Dataset rows for apps and sites

****************************************

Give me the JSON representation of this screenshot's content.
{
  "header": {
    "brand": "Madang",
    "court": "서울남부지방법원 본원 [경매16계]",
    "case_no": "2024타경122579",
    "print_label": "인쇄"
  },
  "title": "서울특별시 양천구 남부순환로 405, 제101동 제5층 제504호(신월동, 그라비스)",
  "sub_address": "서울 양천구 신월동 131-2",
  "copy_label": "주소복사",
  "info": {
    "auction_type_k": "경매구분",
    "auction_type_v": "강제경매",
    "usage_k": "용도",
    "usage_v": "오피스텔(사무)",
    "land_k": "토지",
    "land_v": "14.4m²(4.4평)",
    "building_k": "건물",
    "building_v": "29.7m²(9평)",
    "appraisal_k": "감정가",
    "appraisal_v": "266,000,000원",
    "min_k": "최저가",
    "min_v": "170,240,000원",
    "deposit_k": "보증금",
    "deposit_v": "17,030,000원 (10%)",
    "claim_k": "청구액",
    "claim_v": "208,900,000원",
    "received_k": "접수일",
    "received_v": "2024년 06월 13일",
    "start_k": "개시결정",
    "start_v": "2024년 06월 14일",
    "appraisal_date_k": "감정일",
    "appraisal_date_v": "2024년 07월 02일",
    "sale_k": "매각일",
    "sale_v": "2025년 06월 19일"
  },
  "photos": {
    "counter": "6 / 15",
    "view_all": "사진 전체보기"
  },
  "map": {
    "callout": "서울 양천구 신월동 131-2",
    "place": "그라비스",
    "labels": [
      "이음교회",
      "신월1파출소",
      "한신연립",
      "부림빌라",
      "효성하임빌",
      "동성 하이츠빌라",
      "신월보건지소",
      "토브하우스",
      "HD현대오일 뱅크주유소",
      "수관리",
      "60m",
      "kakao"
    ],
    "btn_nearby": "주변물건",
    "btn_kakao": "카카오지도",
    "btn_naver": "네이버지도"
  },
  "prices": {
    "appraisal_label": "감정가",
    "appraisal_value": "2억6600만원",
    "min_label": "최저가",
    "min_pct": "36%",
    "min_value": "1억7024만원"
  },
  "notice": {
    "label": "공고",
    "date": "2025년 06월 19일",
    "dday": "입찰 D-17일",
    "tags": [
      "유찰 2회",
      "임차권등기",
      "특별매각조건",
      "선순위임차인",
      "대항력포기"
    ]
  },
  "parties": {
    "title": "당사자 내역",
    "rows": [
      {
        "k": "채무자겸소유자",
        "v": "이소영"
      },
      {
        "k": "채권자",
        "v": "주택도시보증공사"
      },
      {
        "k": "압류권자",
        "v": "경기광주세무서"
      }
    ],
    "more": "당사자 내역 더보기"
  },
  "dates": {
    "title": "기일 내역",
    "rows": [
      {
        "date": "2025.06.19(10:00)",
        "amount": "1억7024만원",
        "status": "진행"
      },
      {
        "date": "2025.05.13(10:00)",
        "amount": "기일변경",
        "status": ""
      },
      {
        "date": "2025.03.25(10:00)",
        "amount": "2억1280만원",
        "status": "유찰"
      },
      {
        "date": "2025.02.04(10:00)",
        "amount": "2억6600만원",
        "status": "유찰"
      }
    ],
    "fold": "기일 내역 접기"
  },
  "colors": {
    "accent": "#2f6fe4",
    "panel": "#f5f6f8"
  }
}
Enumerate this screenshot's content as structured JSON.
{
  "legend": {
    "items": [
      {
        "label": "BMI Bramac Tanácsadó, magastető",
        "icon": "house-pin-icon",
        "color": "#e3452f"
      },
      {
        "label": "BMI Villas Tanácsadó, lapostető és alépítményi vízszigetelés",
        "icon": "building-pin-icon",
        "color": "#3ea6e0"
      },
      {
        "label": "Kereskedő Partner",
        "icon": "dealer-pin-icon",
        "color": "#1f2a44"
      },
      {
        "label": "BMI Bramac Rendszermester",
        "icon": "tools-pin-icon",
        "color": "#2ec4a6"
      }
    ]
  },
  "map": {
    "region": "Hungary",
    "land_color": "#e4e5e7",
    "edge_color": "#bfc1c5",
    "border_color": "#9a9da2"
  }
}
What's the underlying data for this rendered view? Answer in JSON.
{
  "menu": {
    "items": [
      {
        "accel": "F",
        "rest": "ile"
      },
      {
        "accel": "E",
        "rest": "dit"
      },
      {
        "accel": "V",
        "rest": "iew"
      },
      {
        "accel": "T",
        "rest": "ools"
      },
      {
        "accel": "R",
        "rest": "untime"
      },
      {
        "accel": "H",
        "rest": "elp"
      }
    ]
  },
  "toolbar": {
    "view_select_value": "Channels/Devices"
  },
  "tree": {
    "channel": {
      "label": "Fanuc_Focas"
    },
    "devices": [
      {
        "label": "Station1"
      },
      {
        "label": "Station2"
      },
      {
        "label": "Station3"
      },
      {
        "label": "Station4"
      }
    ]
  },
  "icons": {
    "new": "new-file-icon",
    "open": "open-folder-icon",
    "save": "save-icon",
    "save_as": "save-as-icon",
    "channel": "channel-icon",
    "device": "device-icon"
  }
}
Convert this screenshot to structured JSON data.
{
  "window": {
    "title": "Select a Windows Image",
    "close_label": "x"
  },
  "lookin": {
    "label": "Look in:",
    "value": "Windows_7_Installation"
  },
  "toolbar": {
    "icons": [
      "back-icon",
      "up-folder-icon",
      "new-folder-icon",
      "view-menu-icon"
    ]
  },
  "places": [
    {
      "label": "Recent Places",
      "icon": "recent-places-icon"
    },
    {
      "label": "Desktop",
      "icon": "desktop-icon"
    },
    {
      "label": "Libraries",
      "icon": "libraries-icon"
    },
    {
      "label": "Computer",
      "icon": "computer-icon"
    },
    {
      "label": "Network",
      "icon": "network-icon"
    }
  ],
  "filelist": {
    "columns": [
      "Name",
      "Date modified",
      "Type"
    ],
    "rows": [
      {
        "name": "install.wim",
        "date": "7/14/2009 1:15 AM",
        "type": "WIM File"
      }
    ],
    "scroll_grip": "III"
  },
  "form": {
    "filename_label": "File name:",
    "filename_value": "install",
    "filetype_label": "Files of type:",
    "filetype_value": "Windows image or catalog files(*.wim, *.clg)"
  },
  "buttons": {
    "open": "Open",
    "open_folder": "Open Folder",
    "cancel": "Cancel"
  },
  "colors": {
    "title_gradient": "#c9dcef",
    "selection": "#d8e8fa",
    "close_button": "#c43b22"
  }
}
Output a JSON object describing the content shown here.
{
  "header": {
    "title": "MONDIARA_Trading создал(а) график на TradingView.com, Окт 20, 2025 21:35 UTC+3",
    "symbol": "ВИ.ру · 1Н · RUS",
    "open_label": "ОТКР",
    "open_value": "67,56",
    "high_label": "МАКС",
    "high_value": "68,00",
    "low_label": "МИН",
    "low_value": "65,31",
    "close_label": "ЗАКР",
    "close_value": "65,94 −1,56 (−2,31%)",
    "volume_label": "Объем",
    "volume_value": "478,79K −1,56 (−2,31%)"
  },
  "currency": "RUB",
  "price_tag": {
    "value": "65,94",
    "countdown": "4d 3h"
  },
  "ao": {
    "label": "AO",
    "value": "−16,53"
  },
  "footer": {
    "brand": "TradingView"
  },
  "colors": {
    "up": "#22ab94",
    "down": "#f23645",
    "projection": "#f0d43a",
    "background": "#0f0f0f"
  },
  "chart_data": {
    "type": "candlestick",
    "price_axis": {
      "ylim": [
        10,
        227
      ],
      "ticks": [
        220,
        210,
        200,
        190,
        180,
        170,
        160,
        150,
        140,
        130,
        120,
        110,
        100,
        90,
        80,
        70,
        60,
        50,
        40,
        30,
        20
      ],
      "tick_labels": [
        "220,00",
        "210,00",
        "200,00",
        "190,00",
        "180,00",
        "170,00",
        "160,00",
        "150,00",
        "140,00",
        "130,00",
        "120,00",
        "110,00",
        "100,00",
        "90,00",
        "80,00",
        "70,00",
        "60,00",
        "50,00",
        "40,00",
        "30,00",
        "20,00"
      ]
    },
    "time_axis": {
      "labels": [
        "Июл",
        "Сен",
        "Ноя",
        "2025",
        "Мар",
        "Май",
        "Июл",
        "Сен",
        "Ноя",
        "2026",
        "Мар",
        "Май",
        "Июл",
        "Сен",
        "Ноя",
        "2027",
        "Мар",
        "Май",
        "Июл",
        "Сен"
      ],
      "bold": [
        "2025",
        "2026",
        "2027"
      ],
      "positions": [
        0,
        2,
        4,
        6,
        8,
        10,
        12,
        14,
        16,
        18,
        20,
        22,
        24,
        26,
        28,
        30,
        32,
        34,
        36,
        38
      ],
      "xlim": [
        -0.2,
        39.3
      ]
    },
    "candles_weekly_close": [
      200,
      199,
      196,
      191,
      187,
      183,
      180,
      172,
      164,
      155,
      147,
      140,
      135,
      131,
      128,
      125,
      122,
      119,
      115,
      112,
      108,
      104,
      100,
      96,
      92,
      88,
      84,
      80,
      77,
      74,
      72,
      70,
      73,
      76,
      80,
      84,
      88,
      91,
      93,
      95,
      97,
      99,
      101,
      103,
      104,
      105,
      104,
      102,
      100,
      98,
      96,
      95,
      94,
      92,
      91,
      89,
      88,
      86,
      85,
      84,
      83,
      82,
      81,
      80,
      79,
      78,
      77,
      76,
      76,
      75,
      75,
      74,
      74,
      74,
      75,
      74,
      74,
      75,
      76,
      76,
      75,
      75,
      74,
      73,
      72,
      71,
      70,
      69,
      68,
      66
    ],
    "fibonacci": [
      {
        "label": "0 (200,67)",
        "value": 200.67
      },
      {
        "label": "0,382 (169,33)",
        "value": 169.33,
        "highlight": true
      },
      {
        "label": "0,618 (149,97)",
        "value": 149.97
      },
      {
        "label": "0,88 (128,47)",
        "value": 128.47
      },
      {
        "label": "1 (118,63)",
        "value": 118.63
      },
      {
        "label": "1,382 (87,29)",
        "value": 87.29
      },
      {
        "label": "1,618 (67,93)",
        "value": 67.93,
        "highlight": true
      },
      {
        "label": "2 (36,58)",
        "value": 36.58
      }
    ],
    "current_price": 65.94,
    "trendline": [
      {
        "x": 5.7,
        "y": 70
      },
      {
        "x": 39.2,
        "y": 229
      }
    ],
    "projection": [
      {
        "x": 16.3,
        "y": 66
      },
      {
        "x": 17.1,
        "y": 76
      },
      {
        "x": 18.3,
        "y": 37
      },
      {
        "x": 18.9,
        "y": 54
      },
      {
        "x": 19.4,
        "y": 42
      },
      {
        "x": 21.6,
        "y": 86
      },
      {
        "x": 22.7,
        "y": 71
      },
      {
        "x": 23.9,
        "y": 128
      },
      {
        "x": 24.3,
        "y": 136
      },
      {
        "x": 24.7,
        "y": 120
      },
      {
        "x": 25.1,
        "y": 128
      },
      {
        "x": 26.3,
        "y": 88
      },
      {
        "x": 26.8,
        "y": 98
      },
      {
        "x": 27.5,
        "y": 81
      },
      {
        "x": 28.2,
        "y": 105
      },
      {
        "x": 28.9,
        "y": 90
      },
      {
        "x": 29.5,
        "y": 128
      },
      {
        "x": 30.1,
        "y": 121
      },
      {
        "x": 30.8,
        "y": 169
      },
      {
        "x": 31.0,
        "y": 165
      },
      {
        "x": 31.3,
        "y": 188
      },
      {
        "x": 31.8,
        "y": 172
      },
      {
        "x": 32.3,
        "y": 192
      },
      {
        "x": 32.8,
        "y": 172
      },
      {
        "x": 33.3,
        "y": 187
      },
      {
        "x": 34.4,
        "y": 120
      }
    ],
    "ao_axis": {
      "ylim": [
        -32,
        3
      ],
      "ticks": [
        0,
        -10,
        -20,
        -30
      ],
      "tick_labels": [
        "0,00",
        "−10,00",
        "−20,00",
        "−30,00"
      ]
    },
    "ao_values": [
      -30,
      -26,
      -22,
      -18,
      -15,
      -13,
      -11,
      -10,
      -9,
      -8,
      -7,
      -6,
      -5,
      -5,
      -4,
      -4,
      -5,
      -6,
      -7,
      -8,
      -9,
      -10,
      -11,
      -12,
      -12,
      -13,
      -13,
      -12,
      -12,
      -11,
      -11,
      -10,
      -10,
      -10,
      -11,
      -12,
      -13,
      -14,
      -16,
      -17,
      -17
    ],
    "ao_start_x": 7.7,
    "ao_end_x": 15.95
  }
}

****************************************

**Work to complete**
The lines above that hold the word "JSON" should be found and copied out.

**Response to this task**
Give me the JSON representation of this screenshot's content.
Enumerate this screenshot's content as structured JSON.
What's the underlying data for this rendered view? Answer in JSON.
Convert this screenshot to structured JSON data.
Output a JSON object describing the content shown here.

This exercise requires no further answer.